#### [WORK TO BE COMPLETED]
Select, from the material below, each line with "package" in it.

#### [MATERIAL FOR THIS TASK]
○ ○ ○ ○ ○ ○ ○
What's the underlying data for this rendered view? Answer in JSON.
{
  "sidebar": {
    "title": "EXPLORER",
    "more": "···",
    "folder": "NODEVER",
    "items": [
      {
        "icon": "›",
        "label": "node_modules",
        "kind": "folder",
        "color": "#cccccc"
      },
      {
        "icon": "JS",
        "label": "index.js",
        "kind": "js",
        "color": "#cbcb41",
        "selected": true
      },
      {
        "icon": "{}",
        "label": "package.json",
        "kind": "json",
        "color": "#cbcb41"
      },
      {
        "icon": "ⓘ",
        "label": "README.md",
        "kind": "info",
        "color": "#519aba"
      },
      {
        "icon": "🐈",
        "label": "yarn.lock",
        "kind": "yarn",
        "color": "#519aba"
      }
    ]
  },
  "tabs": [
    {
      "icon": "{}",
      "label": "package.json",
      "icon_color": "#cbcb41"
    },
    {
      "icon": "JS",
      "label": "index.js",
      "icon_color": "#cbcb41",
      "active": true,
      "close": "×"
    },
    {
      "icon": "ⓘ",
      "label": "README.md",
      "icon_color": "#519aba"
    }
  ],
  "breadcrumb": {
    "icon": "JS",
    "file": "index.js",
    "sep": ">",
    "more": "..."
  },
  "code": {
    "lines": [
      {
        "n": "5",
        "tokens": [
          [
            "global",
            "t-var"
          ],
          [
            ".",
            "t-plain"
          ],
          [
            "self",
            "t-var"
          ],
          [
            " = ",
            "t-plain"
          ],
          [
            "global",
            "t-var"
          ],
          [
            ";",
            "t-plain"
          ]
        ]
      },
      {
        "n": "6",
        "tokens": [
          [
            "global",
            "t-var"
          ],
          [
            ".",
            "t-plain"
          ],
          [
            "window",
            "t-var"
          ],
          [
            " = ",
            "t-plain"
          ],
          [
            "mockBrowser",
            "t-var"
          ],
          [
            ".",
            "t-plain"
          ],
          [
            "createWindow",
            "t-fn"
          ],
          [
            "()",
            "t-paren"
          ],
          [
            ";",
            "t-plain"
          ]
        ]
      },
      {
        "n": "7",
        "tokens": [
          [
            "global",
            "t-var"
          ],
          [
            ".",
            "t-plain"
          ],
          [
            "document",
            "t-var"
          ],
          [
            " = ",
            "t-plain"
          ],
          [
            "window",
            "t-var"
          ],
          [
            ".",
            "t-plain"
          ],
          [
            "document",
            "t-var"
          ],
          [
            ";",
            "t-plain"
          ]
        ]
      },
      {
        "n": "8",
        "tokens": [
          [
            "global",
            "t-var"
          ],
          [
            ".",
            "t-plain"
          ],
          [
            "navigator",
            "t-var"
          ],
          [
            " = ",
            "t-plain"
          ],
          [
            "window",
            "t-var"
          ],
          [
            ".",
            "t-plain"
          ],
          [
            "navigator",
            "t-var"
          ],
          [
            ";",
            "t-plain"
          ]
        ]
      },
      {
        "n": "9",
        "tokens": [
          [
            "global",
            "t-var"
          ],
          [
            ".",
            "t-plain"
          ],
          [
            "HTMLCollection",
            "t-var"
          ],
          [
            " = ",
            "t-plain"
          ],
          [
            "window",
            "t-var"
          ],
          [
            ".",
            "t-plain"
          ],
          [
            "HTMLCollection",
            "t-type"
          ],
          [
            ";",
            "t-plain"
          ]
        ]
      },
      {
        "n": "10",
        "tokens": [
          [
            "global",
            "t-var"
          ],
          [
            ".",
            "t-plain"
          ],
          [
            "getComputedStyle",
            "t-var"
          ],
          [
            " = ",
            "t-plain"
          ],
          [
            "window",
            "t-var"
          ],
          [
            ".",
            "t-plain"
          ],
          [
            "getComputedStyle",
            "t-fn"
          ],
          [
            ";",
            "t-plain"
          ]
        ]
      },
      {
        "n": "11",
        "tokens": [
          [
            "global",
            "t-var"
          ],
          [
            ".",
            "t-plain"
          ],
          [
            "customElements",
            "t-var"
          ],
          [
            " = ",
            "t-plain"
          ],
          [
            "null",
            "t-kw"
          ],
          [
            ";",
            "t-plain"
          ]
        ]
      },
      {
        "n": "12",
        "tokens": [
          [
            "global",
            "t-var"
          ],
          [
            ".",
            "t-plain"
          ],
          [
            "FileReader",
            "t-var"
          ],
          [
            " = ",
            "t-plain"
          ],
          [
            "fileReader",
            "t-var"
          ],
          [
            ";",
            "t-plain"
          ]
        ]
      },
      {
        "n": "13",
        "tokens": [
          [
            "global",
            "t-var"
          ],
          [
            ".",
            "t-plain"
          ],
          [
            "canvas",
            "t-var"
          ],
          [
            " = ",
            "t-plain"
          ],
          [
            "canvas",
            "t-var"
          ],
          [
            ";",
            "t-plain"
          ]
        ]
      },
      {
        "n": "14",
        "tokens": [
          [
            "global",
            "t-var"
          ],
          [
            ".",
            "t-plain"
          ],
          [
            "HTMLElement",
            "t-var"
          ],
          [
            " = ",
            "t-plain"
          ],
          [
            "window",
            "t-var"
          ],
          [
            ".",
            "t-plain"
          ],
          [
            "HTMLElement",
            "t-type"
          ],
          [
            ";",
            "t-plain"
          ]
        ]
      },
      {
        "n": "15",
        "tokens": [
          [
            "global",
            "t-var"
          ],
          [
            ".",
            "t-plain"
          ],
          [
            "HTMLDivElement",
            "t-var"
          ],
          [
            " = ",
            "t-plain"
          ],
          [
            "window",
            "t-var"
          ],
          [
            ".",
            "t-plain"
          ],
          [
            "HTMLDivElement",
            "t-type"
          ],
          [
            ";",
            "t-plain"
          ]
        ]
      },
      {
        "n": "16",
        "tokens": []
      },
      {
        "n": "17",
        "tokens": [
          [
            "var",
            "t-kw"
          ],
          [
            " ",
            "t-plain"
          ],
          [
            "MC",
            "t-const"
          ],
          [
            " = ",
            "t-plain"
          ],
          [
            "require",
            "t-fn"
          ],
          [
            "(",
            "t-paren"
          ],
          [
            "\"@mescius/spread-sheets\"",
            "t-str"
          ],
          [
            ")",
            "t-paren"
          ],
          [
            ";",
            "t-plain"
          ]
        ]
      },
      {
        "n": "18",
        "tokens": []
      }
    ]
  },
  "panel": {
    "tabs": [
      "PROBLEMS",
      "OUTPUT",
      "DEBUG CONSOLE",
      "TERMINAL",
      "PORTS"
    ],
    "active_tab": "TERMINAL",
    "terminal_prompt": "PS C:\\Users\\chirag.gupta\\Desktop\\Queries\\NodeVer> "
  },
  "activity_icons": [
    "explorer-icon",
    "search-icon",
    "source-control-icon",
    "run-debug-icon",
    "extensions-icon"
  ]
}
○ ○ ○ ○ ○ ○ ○
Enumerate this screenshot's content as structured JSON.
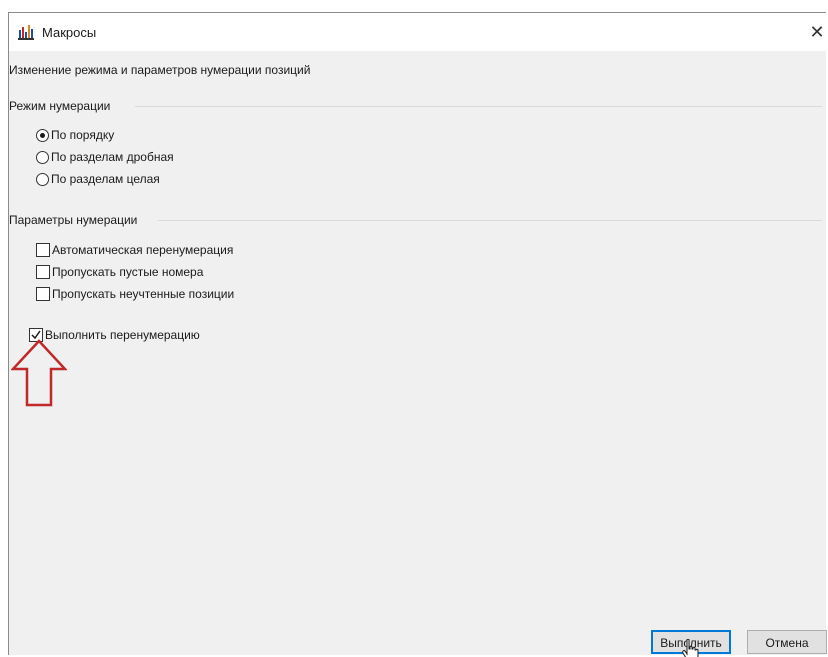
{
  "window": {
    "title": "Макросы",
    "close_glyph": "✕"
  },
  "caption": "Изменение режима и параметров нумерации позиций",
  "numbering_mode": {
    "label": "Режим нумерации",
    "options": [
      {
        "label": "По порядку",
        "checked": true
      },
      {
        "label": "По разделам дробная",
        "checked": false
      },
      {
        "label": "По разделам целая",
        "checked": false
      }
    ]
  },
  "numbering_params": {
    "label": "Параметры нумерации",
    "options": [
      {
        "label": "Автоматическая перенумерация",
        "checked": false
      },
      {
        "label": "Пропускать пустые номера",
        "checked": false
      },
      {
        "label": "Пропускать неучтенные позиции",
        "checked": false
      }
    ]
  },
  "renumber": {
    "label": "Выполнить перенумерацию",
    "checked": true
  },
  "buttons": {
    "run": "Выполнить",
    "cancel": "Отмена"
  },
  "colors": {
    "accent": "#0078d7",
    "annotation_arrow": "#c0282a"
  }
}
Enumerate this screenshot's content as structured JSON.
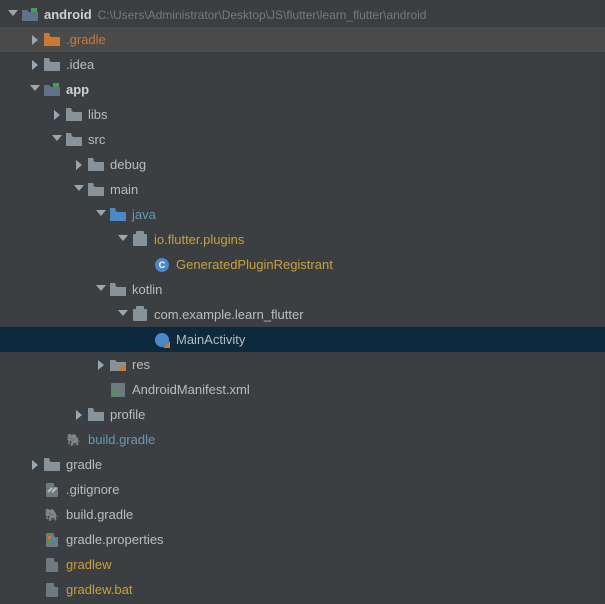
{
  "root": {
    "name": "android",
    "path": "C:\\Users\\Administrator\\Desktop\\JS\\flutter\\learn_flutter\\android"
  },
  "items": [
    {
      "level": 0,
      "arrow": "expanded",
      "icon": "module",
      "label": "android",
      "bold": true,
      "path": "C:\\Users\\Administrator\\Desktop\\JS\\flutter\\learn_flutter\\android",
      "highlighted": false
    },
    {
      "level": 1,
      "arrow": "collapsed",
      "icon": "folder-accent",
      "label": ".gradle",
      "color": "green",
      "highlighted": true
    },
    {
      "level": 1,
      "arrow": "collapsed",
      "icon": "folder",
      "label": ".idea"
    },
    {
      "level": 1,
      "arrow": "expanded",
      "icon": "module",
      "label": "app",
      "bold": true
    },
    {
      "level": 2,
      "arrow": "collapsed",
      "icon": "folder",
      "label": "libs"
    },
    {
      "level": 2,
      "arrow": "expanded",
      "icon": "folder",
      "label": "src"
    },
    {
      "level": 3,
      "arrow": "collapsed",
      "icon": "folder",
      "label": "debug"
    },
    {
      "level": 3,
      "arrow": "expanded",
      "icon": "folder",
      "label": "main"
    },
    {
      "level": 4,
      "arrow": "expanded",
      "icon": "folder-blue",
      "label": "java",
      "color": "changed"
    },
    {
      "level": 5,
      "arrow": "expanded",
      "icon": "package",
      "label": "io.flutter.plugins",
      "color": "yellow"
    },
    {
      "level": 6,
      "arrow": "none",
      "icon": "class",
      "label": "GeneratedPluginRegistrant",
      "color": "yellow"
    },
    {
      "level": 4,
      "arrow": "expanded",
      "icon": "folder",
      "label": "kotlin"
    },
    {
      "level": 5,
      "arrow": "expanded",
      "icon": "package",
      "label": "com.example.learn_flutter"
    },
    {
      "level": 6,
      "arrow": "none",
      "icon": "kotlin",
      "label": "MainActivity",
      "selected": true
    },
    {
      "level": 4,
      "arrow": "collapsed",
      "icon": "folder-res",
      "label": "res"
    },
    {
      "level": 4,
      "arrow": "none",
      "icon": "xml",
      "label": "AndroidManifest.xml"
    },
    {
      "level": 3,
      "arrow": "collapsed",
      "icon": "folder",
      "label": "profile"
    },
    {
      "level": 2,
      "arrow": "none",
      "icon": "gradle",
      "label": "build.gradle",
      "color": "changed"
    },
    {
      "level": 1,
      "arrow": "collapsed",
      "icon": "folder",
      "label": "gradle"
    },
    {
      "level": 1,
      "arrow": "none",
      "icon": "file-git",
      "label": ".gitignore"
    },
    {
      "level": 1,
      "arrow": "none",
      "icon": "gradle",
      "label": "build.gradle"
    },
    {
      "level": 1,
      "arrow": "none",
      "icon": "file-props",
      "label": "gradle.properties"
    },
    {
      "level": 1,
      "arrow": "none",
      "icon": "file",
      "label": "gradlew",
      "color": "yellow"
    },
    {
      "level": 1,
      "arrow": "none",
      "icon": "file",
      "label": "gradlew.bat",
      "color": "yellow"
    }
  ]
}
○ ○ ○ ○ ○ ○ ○
#### [TASK SOLUTION]
        "label": "package.json",
      "label": "package.json",
      "icon": "package",
      "icon": "package",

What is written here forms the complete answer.